Types of Foreign Direct Investment in South Korea
For the investor who is keen on foreign directed investment, the options that are available in South Korea include the following:
- Acquiring the shares of stocks of a domestic company (this refers to the case where a foreigner purchases the shares or stocks of a Korean based corporation or a company that is run by the National Republic of Korea with the intention to establish a continuous economic relationship)
- Long-term loans (this includes loans with a maturity of no less than five years which is supplied to a foreign-invested company by an overseas parent company)
- Contribution to a non-profit corporation (recognized as a foreign direct investment when the non-profit organization has an independent research facility in the field of science and technology especially, provided that certain conditions are met and fulfilled)
About Osung Accounting Corporation

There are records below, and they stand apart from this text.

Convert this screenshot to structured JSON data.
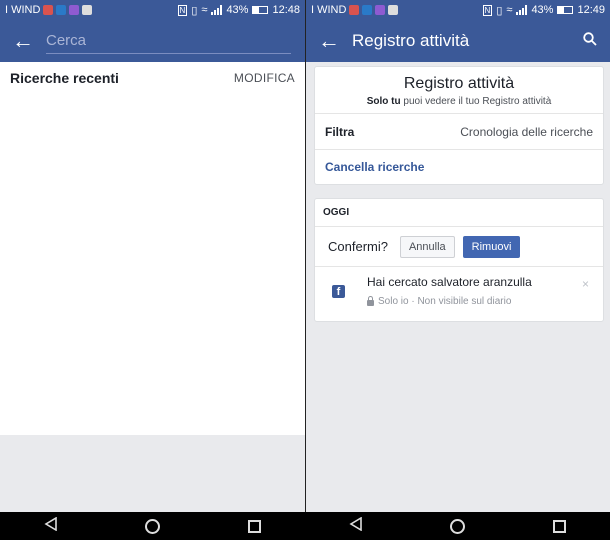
{
  "left": {
    "status": {
      "carrier": "I WIND",
      "battery": "43%",
      "time": "12:48"
    },
    "search": {
      "placeholder": "Cerca"
    },
    "recent": {
      "title": "Ricerche recenti",
      "edit": "MODIFICA"
    }
  },
  "right": {
    "status": {
      "carrier": "I WIND",
      "battery": "43%",
      "time": "12:49"
    },
    "appbar": {
      "title": "Registro attività"
    },
    "header": {
      "title": "Registro attività",
      "subtitle_bold": "Solo tu",
      "subtitle_rest": " puoi vedere il tuo Registro attività"
    },
    "filter": {
      "label": "Filtra",
      "value": "Cronologia delle ricerche"
    },
    "clear": "Cancella ricerche",
    "section": "OGGI",
    "confirm": {
      "label": "Confermi?",
      "cancel": "Annulla",
      "remove": "Rimuovi"
    },
    "entry": {
      "title": "Hai cercato salvatore aranzulla",
      "meta": "Solo io · Non visibile sul diario",
      "close": "×"
    }
  },
  "colors": {
    "brand": "#3b5998",
    "button": "#4267b2",
    "link": "#365899"
  },
  "icons": {
    "back": "arrow-left-icon",
    "search": "search-icon",
    "facebook": "facebook-icon",
    "lock": "lock-icon",
    "close": "close-icon"
  }
}
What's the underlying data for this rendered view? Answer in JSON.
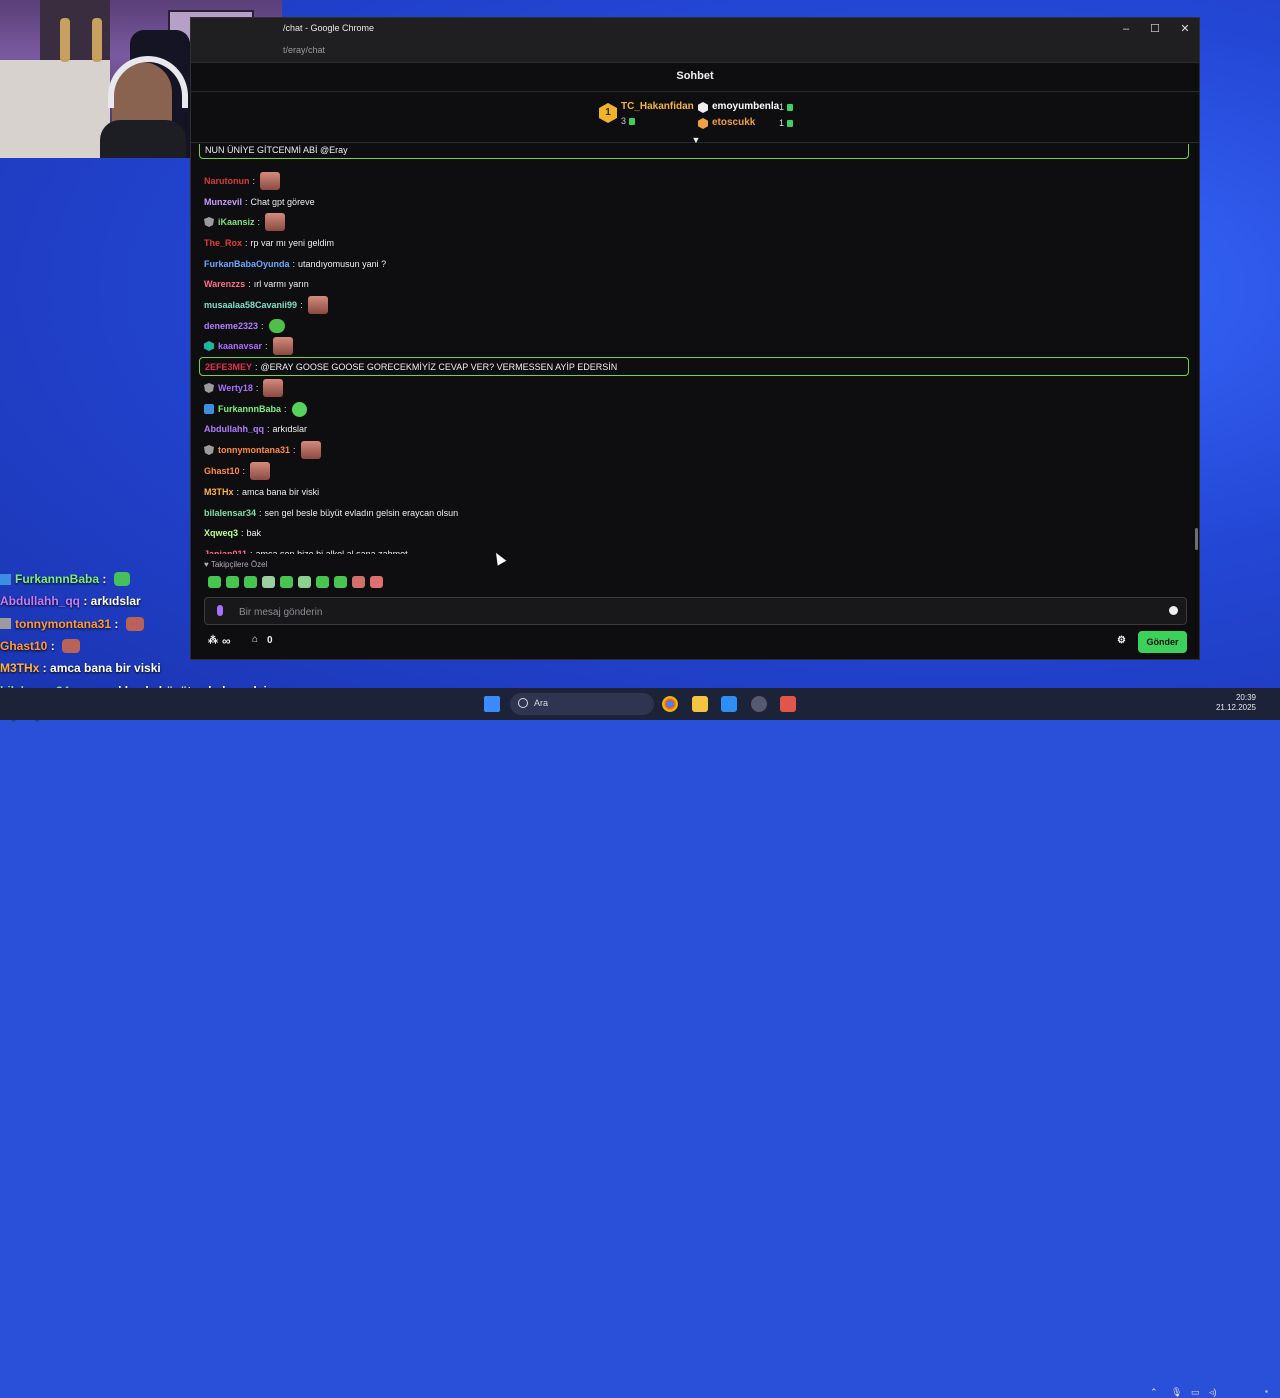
{
  "window": {
    "title": "/chat - Google Chrome",
    "url": "t/eray/chat",
    "controls": {
      "minimize": "–",
      "maximize": "☐",
      "close": "✕"
    }
  },
  "chat": {
    "header": "Sohbet",
    "leaderboard": {
      "first": {
        "rank": "1",
        "name": "TC_Hakanfidan",
        "count": "3"
      },
      "others": [
        {
          "name": "emoyumbenla",
          "count": "1",
          "color": "#ffffff"
        },
        {
          "name": "etoscukk",
          "count": "1",
          "color": "#f0a040"
        }
      ]
    },
    "messages": [
      {
        "user": "",
        "text": "NUN ÜNİYE GİTCENMİ ABİ @Eray",
        "color": "#efeff1",
        "highlight": true,
        "emote": ""
      },
      {
        "user": "Narutonun",
        "text": "",
        "color": "#d63a3a",
        "emote": "face"
      },
      {
        "user": "Munzevil",
        "text": "Chat gpt göreve",
        "color": "#c79dff",
        "emote": ""
      },
      {
        "user": "iKaansiz",
        "text": "",
        "color": "#7ee07e",
        "badge": "shield",
        "emote": "face"
      },
      {
        "user": "The_Rox",
        "text": "rp var mı yeni geldim",
        "color": "#e03c3c",
        "emote": ""
      },
      {
        "user": "FurkanBabaOyunda",
        "text": "utandıyomusun yani ?",
        "color": "#6aa7ff",
        "emote": ""
      },
      {
        "user": "Warenzzs",
        "text": "ırl varmı yarın",
        "color": "#ff6b8a",
        "emote": ""
      },
      {
        "user": "musaalaa58Cavanii99",
        "text": "",
        "color": "#7ee0c8",
        "emote": "face"
      },
      {
        "user": "deneme2323",
        "text": "",
        "color": "#b07dff",
        "emote": "frog"
      },
      {
        "user": "kaanavsar",
        "text": "",
        "color": "#a970ff",
        "badge": "teal",
        "emote": "face"
      },
      {
        "user": "2EFE3MEY",
        "text": "@ERAY GOOSE GOOSE GORECEKMİYİZ CEVAP VER? VERMESSEN AYİP EDERSİN",
        "color": "#e0334a",
        "highlight": true,
        "emote": ""
      },
      {
        "user": "Werty18",
        "text": "",
        "color": "#a970ff",
        "badge": "shield",
        "emote": "face"
      },
      {
        "user": "FurkannnBaba",
        "text": "",
        "color": "#7cf07c",
        "badge": "vip",
        "emote": "green"
      },
      {
        "user": "Abdullahh_qq",
        "text": "arkıdslar",
        "color": "#b07dff",
        "emote": ""
      },
      {
        "user": "tonnymontana31",
        "text": "",
        "color": "#ff8c3c",
        "badge": "shield",
        "emote": "face"
      },
      {
        "user": "Ghast10",
        "text": "",
        "color": "#ff8c3c",
        "emote": "face"
      },
      {
        "user": "M3THx",
        "text": "amca bana bir viski",
        "color": "#ffb347",
        "emote": ""
      },
      {
        "user": "bilalensar34",
        "text": "sen gel besle büyüt evladın gelsin eraycan olsun",
        "color": "#7ee0a0",
        "emote": ""
      },
      {
        "user": "Xqweq3",
        "text": "bak",
        "color": "#c0ff8a",
        "emote": ""
      },
      {
        "user": "Janjan011",
        "text": "amca sen bize bi alkol al sana zahmet",
        "color": "#ff6b8a",
        "emote": ""
      }
    ],
    "followers_label": "Takipçilere Özel",
    "input_placeholder": "Bir mesaj gönderin",
    "points": "∞",
    "store_count": "0",
    "send_label": "Gönder"
  },
  "overlay": [
    {
      "user": "FurkannnBaba",
      "text": "",
      "color": "#7cf07c",
      "emote": "green"
    },
    {
      "user": "Abdullahh_qq",
      "text": "arkıdslar",
      "color": "#c57dff",
      "emote": ""
    },
    {
      "user": "tonnymontana31",
      "text": "",
      "color": "#ff9a3c",
      "emote": "face"
    },
    {
      "user": "Ghast10",
      "text": "",
      "color": "#ff9a3c",
      "emote": "face"
    },
    {
      "user": "M3THx",
      "text": "amca bana bir viski",
      "color": "#ffb347",
      "emote": ""
    },
    {
      "user": "bilalensar34",
      "text": "sen gel besle büyüt evladın gelsin er",
      "color": "#7ee0a0",
      "emote": ""
    },
    {
      "user": "Xqweq3",
      "text": "bak",
      "color": "#c0ff8a",
      "emote": ""
    }
  ],
  "taskbar": {
    "search_label": "Ara",
    "time": "20:39",
    "date": "21.12.2025"
  }
}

Osung Accounting Corporation has been a formidable accounting corporation in South Korea since 2008, and has been a helping hand for companies who have ventured into the Korean market to achieve major success. Foreign companies especially, that are planning to venture into South Korea would face various administrative, judicial and language barriers, which is why the assistance of professional companies like Osung Accounting Corporation comes in handy and can be a good business partner to have on your team. Our team of professional have the in-depth experience, one stop service practice, customer-oriented services and a powerful business network in Korea to help your business achieve success at its full potential.